2015 Georgia Income Tax Brackets
|Tax Bracket||Tax Rate|
|Tax Bracket||Tax Rate|
Georgia's income tax brackets were last changed six years ago for tax year 2009, and the tax rates have not been changed since at least 2001.
Georgia has six marginal tax brackets, ranging from 1% (the lowest Georgia tax bracket) to 6% (the highest Georgia tax bracket). Each marginal rate only applies to earnings within the applicable marginal tax bracket .
In Georgia, different tax brackets are applicable to different filing types. Married couples filing their Georgia income tax return jointly will usually have wider tax brackets than those filing separately or as an individual.
How do Georgia tax brackets work?
Technically, you don't have just one "tax bracket" - you pay all of the Georgia marginal tax rates from the lowest tax bracket to the tax bracket in which you earned your last dollar. For comparison purposes, however, your Georgia tax bracket is the tax bracket in which your last earned dollar in any given tax period falls.
You can think of the bracketed income tax as a flat amount for all of the money you earned up to your highest tax bracket, plus a marginal percentage of any amount you earned over that. The chart below breaks down the Georgia tax brackets using this model:
|For earnings between $0.00 and $750.00, you'll pay 1%|
|For earnings between $750.00 and $2,250.00, you'll pay 2% plus $7.50|
|For earnings between $2,250.00 and $3,750.00, you'll pay 3% plus $37.50|
|For earnings between $3,750.00 and $5,250.00, you'll pay 4% plus $82.50|
|For earnings between $5,250.00 and $7,000.00, you'll pay 5% plus $142.50|

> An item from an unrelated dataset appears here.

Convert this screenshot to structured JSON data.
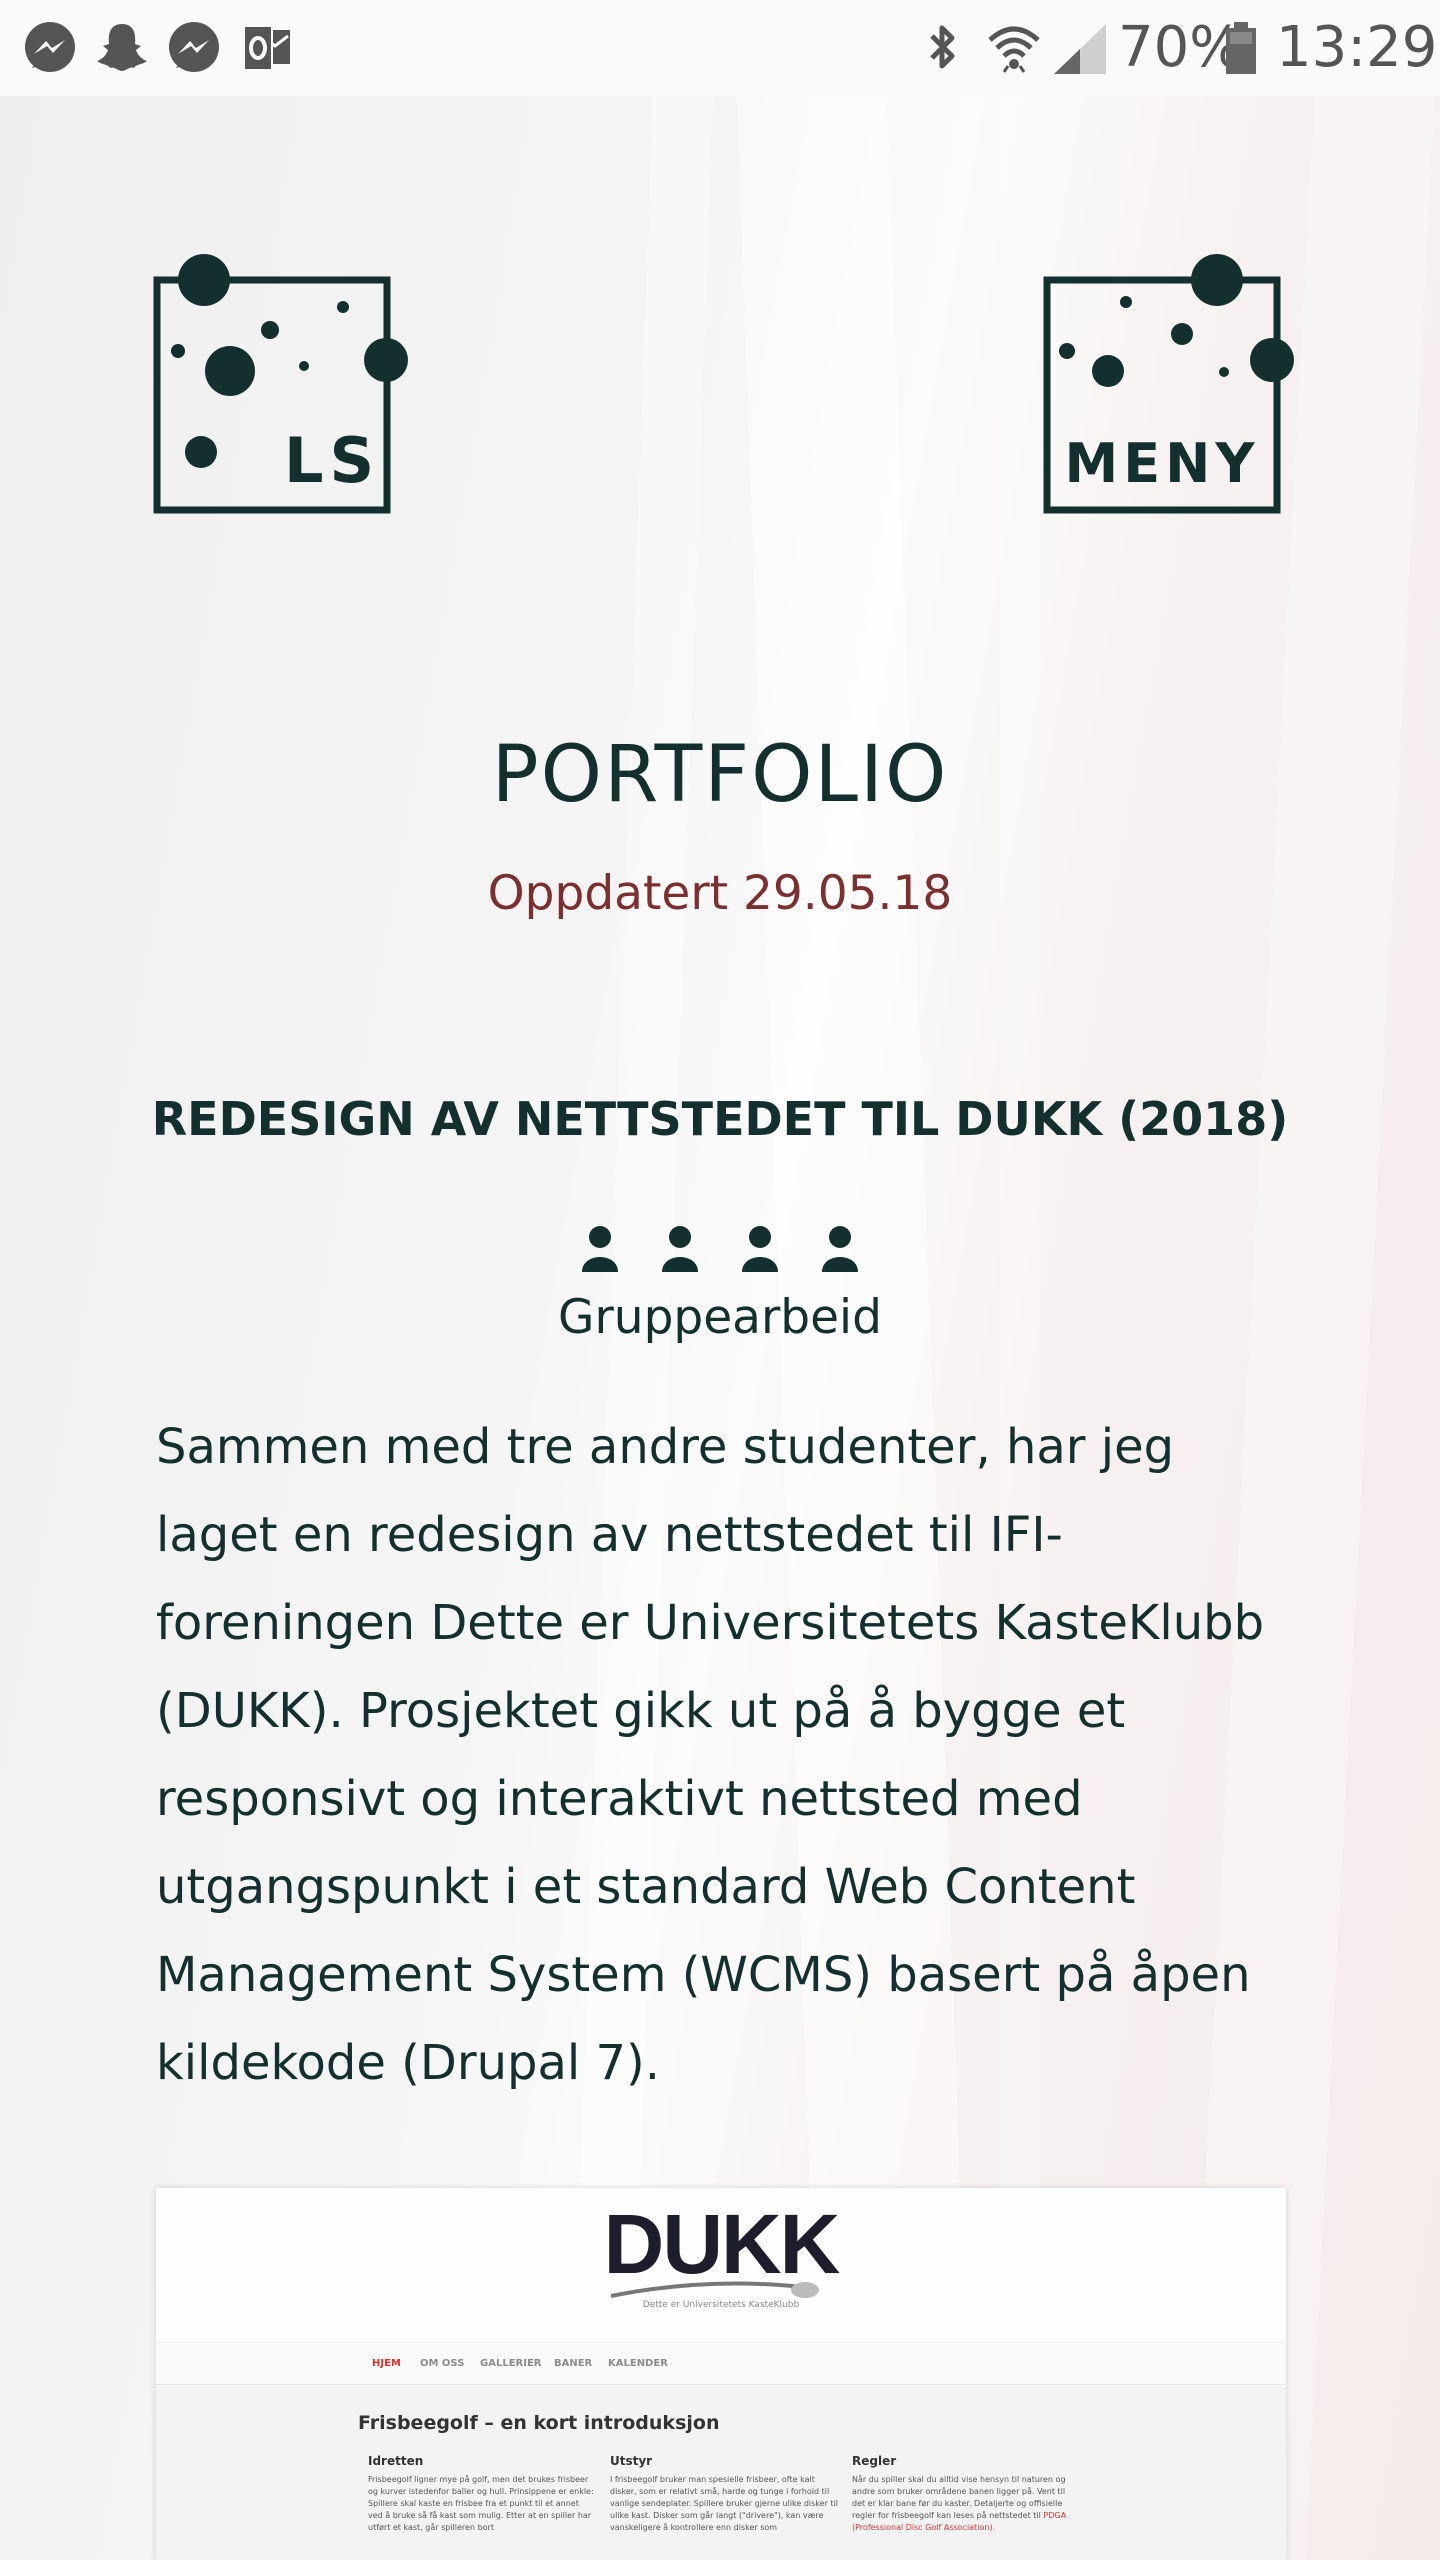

|For earnings over $7,000.00, you'll pay 6% plus $230.00|
|For earnings between $0.00 and $1,000.00, you'll pay 1%|
|For earnings between $1,000.00 and $3,000.00, you'll pay 2% plus $10.00|
|For earnings between $3,000.00 and $5,000.00, you'll pay 3% plus $50.00|
|For earnings between $5,000.00 and $7,000.00, you'll pay 4% plus $110.00|
|For earnings between $7,000.00 and $10,000.00, you'll pay 5% plus $190.00|
|For earnings over $10,000.00, you'll pay 6% plus $340.00|
Georgia Income Tax Calculator
Georgia Income Tax Estimator
You can use the income tax estimator to the left to calculate your approximate Georgia and Federal income tax based on the most recent tax brackets.
Keep in mind that this estimator assumes all income is from wages, assumes the standard deduction, and does not account for tax credits.
For a more detailed estimate that takes these factors into account, click "View Detailed Estimate" (this will will redirect to an external website).
Georgia Tax Deductions
When calculating your Georgia income tax, keep in mind that the Georgia state income tax brackets are only applied to your adjusted gross income (AGI) after you have made any qualifying deductions.
Qualifying deductions might include an itemized deduction, the Georgia standard deduction, exemptions for dependants, business expenses, etc.
Remember that Georgia may have very different deduction laws from the Federal Income Tax, so you may have to write a whole new list of deductions for your Georgia income tax return.
Download .CSV file of GA income tax bracketsCompatible with Excel or database software
Download or print Georgia income tax formsGA income tax forms are available as PDFs
Georgia Standard Deductions & Personal Exemption Amounts
In addition to marginal tax brackets, one of the major features of the Georgia income tax is deductions. The three most common deductions encountered by taxpayers are the Georgia Standard Deduction, the Georgia Personal Exemption, and the Georgia Dependent Deduction. The current values of these deductions for tax year 2015 are as follows:
|Standard Deduction (Single)||Standard Deduction (MFJ)||Personal Exemption||Dependant Exemption|
The standard deduction, which Georgia has, is a deduction that is available by default to all taxpayers who do not instead choose to file an itemized deduction. Essentially, it translates to $2,300.00 per year of tax-free income for single Georgia taxpayers, and $3,000.00 for those filing jointly.
The Personal Exemption, which is supported by the Georgia income tax, is an additional deduction you can take if you (and not someone else) are primarily responsible for your own living expenses. Likewise, you can take an additional dependent exemption for each qualifying dependent (like a child or family member), who you financially support.
The Federal income tax also has a standard deduction, personal exemptions, and dependant deductions, though they are different amounts than Georgia's and may have different rules.
Head over to the Federal income tax brackets page to learn about the Federal Income Tax, which applies in all states nationwide.
Sources & Citations
Disclaimer: While we do our best to keep this list of Georgia income tax rates up to date and complete, we cannot be held liable for errors or omissions. Is info on this page missing or out-of-date? Please let us know so we can fix it!
The Georgia tax brackets on this page have been updated for tax year 2015, and are the latest brackets available. States often adjust their tax brackets on a yearly basis, so make sure to check back later for Georgia's updated tax year 2016 tax brackets!